Throughout the war the French dragoon uniform seems to have evolved significantly. Our only primary sources for the uniform at the start of the conflict are the Etat Général des Troupes Françoises of 1753, and the Etrennes Militaires of 1758. The first primary pictorial evidence comes from Raspe in 1761. Here we present various interpretations of the evolution of the uniform.

Raspe's publication illustrating the uniform towards the end of 1760 shows the following evolutions:

  • a black bearskin with a red bag and tassel instead of a tricorne
  • no laced buttonholes on the coat, pocket flaps, cuffs and waistcoat
  • no buttons on the cuffs
  • black cavalry boots

Raspe's publication illustrating the uniform towards the end of 1761 shows a uniform corresponding to our description from 1757 but with a white cockade at the tricorne.

In December 1762, a regulation introduced a brand new green uniform with ventre de biche as the distinctive colour.


The uniforms of the officers were similar to those of the troopers with the following differences:

  • the coat was made of Elbeuf woollen cloth (or of a woollen cloth of identical quality)
  • linings were made of woollen cloth as well
  • no braids on the coat or waistcoat but only silver buttonholes with silver plated wooden buttons
    • Raspe publication illustrates plain red coat and waistcoat without edging or laced buttonholes at the end of 1760
    • Raspe publication illustrates a uniform corresponding to our description but with red breeches at the end of 1761
  • red breeches
  • saddle cloth and housings bordered with a silver braid (5.41 cm wide for captains and 4.06 cm wide for lieutenants)
  • standard cavalry officer sword (gilt copper hilt, 83.92 cm long)

Officers were also armed with a musket and a bayonet and carried a cartridge pouch containing 6 cartridges. This musket was shorter than the muskets carried by troopers.

The maréchaux-des-logis and sergeants had similar uniforms made of Romorantin woolen cloth. Their coats and waistcoats had no silver buttonholes. They carried sabres like the maréchaux-des-logis of the cavalry regiments. Their saddle-clothes and housings were bordered with a 2.7 cm wide silver braid.


Drummers wore a coat similar to the one worn by the musicians of the cavalry. Musicians were always shaved and had no moustache. They were usually mounted on grey horses.

The livery worn by the musicians is unfortunately unknown.


Regimental guidons (4 silken swallow-tailed guidons): blue field embroidered and fringed in gold;

  • obverse: centre device consisting of a golden scroll bearing the motto “NEC PLURIBUS IMPAR”
  • reverse: centre device consisting of a silver rooster at the arms of the House of Hôpital-Vitry with a scroll bearing the motto “VIRGIL & AUDAX”


This article incorporates texts from the following book which is now in the public domain::

  • Pajol, Charles P. V.: Les Guerres sous Louis XV, vol.

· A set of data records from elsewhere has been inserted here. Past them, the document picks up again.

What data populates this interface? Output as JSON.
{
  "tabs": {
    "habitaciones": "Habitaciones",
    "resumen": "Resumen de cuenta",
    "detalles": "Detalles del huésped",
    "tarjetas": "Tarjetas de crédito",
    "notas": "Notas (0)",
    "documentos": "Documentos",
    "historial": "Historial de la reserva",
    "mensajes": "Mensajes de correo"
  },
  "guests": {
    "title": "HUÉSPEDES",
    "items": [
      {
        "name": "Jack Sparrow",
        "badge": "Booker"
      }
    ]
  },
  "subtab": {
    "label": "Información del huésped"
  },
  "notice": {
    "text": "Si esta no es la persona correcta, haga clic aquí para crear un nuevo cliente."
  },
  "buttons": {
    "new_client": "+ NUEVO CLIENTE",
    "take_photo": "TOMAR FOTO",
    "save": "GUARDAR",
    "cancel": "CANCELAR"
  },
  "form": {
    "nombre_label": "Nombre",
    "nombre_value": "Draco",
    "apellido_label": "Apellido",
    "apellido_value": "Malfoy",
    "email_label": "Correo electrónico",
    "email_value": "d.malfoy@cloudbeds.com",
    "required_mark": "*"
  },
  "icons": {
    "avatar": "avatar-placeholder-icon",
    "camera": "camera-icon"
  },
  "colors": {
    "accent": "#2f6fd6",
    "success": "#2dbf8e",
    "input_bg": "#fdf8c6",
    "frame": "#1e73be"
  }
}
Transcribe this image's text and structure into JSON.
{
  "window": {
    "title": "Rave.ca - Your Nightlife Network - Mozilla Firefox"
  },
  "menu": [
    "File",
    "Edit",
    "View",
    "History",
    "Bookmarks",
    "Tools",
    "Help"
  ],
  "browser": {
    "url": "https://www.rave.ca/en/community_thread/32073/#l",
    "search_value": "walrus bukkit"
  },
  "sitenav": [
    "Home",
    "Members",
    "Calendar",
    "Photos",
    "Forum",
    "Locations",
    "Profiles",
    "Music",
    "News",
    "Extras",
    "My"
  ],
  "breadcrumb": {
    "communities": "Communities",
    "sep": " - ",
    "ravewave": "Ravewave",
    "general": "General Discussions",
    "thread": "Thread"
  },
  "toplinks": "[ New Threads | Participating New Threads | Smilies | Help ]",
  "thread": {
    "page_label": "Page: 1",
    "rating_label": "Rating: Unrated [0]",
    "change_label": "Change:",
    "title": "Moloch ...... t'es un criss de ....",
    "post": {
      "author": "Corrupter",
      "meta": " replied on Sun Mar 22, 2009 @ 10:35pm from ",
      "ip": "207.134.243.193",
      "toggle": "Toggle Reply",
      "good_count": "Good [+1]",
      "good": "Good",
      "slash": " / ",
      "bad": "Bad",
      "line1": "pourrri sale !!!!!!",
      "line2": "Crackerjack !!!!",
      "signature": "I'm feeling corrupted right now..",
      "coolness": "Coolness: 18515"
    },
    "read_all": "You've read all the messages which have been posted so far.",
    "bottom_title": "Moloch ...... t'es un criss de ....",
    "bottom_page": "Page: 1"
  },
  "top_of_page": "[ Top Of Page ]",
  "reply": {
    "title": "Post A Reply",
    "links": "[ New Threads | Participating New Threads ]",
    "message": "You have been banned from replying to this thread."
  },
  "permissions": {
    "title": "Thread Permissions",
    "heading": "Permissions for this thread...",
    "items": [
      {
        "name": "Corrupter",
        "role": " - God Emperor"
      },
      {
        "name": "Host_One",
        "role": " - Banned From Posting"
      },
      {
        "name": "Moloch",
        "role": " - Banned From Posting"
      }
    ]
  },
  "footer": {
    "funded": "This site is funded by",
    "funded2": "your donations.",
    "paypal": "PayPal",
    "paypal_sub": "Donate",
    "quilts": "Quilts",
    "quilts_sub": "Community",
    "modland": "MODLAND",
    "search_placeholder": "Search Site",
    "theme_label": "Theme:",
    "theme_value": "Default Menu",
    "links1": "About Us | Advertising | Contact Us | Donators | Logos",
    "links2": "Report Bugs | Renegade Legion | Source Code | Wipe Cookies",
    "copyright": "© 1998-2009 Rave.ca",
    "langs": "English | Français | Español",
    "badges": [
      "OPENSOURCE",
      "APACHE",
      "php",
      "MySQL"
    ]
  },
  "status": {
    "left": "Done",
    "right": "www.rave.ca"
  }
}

VII, Paris, 1891, p. 432-433

Other sources

Funcken, Liliane and Fred: Les uniformes de la guerre en dentelle

Menguy, Patrice: Les Sujets du Bien Aimé (a website who has unfortunately disappeared from the web)

Raspe, Gabriel Nicolas: Recueil de toutes les troupes qui forment les armées françoises, Nuremberg 1761

Raspe, Gabriel Nicolas: Recueil de toutes les troupes qui forment les armées françoises, Nuremberg 1762

Rogge, Christian: The French & Allied Armies in Germany during the Seven Years War, Frankfurt, 2006

Service Historique de l'armée de terre: Sommaire des forces armées Françaises à l'intérieur et à l'extérieur de la France - 1er Août 1757

N.B.: the section Service during the War is partly derived from our articles depicting the various campaigns, battles and sieges.